Northern Railroad at Hazlehurst, and, after destroying as much of the road as possible, endeavor to get upon the flank of the enemy and co-operate with our forces, should they be successful in the attack upon Grand Gulf and Port Gibson.
Having obtained during this day plenty of forage and provisions, and having had one good night's rest, we now again felt ready for any emergency. Accordingly, at 6 o'clock on the morning of the 26th, we crossed Leaf River, burning the bridge behind us to prevent any enemy who might be in pursuit from following; thence through Raleigh, capturing the sheriff of that country, with about $ 3,000 in Government funds; thence to Westville, reaching this place soon after dark. Passing on about 2 miles, we halted to feed, in the midst of a heavy rain, on the plantation of Mr. Williams.
After feeding, Colonel Prince, of the Seventh Illinois Cavalry, with two battalions, was sent immediately forward to Pearl River to secure the ferry and landing. He arrived in time to capture a courier who had come to bring intelligence of the approach of the Yankees and orders for the destruction of the ferry. With the main column, I followed in about two hours. We ferried and swam our horses, and succeeded in crossing the whole command by 2 p. m.
As soon as Colonel Price had crossed his two battalions, he was ordered to proceed immediately to the New Orleans, Jackson and Great Northern Railroad, striking it at Hazlehurst. Here he found a number of cars containing about 500 loaded shells and a large quantity of commissary and quartermaster's stores, intended for Grand Gulf and Port Gibson. These were destroyed, and as much of the railroad and telegraph as possible. Here, again, we found the citizens armed to resist us, but they fled precipitately upon our approach.
From this point we took a northwest course to Gallatin, 4 miles; thence southwest 3 1/2 miles to the plantation of Mr. Thompson, where we halted until the next morning.
Directly after leaving Gallatin we captured a 64-pounder gun, a heavy wagon load of ammunition, and machinery for mounting the gun, on the road to Port Gibson. The gun was spiked and the carriages and ammunition destroyed. During the afternoon it rained in torrents, and the men were completely drenched.
At 6 o'clock the next morning, April 28, we moved ward. After proceeding a short distance, I detached a battalion of the Seventh Illinois Cavalry, under Captain Trafton, to proceed back to the railroad at Bahala and destroy the road, telegraph, and all Government property he might find. With the rest of the command, I moved southwest toward Union Church. We halted to feet at 2 p. m. on the plantation of Mr. Snyder, about 2 miles northeast of the church. While feeding, our pickets were fired upon by a considerable force. I immediately moved out upon them, skirmished with and drove them through the town, wounding and capturing a number. It proved to be a part of Wirt Adams' (Mississippi) cavalry. After driving them off, we held the town and bivouacked for the night. After accomplishing the object of his expedition, Captain Trafton returned to us about 3 o'clock in the morning of the 29th, having come upon the rear of the main body of Adams' command.
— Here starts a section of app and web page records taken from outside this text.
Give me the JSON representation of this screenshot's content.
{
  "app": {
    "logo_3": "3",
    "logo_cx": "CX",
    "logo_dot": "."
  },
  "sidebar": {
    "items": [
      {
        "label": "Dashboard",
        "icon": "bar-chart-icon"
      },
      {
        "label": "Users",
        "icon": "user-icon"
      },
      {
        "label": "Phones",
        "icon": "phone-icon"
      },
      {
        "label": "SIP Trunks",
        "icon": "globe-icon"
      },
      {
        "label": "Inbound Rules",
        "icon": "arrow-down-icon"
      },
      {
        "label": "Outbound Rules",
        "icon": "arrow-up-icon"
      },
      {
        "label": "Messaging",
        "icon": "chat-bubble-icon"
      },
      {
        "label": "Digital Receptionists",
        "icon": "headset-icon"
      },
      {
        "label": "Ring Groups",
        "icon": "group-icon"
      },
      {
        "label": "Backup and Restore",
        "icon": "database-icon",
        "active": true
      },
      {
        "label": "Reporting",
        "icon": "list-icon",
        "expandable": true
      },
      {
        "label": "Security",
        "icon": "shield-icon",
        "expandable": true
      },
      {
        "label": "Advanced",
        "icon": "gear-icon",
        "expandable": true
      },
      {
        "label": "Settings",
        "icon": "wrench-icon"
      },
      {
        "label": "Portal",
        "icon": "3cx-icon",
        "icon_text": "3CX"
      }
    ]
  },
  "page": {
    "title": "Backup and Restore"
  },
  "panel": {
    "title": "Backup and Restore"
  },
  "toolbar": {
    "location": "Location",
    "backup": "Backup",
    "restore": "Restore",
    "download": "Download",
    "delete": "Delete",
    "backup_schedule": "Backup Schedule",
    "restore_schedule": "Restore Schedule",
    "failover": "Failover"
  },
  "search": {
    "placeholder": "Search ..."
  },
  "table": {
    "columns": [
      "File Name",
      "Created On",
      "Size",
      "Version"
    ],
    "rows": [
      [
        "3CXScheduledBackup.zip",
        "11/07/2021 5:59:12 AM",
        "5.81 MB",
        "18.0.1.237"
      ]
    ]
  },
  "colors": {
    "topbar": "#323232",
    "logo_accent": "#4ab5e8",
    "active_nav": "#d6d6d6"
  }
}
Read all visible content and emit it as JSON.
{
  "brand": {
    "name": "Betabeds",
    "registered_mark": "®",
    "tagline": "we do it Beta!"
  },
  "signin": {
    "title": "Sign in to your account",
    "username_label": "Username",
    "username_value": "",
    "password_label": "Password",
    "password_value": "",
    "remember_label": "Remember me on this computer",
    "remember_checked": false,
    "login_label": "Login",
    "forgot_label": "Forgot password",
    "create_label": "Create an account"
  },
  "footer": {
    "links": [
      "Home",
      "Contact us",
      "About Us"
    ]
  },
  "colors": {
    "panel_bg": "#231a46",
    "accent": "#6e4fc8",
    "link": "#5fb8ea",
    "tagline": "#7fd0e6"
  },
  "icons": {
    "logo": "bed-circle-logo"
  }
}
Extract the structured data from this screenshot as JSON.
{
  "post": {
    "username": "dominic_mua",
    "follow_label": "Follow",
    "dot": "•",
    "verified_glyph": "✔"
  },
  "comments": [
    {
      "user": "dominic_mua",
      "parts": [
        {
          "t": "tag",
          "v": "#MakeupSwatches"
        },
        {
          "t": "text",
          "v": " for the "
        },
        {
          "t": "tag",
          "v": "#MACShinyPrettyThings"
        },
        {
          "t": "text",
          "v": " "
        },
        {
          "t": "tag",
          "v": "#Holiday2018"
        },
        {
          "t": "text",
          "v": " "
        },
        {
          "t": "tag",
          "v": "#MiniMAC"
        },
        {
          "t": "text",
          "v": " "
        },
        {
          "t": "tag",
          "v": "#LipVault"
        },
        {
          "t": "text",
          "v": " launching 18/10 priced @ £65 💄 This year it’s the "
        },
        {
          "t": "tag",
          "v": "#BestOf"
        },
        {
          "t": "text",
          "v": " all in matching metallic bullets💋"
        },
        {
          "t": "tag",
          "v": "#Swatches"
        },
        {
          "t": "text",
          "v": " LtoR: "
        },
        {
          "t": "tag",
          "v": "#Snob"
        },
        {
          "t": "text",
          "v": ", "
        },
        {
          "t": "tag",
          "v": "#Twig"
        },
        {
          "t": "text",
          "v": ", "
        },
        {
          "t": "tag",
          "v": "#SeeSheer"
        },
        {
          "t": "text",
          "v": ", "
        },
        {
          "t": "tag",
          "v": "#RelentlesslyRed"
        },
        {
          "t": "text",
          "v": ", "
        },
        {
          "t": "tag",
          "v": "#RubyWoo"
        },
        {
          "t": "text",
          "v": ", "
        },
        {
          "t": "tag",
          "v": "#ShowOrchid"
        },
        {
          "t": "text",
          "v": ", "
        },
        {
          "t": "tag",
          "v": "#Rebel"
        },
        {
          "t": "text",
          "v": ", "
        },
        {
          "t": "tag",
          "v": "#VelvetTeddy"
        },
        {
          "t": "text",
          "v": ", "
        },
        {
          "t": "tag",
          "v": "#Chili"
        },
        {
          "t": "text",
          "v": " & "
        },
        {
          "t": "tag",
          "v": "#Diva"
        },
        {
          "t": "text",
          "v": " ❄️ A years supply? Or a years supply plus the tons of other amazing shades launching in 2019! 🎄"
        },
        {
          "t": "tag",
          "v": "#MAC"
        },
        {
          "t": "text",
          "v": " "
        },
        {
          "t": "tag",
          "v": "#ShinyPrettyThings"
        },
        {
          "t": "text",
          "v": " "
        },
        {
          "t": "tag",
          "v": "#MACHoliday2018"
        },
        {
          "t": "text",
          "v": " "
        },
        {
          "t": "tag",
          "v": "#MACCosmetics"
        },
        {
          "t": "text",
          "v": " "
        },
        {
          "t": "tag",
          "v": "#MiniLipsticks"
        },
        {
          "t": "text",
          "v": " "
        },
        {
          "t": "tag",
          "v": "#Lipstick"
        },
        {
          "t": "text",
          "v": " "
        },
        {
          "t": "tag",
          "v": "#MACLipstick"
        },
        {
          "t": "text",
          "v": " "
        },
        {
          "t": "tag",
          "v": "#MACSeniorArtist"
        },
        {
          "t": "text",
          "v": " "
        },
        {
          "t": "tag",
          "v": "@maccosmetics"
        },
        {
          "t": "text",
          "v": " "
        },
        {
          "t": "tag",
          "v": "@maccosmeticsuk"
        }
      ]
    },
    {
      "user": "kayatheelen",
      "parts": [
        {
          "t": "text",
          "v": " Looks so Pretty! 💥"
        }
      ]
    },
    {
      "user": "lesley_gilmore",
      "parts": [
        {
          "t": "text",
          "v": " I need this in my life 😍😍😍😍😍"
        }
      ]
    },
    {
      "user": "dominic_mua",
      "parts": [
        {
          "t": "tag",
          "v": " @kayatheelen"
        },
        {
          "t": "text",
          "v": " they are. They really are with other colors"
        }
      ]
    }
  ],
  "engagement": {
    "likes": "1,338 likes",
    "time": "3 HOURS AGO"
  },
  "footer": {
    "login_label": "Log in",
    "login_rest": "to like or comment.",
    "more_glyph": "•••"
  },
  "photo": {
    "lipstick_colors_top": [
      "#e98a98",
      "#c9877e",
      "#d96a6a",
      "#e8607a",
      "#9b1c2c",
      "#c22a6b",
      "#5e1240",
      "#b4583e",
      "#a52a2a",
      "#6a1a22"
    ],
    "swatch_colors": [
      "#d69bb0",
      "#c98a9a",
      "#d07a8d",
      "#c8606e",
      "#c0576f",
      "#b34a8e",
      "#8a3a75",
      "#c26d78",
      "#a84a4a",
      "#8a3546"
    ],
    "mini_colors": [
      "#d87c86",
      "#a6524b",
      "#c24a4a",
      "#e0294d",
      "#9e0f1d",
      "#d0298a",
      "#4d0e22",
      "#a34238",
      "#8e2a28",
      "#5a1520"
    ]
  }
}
The enemy having a battery of artillery, it was his intention to attack us in front and rear at Union Church about daylight in the morning, but the appearance of Captain Trafton with a force in his rear changed his purpose, and, turning to the right, he took the direct road to Port Gibson. From this point I made a strong demonstration toward Fayette, with a view of creating the impression that we were going toward Port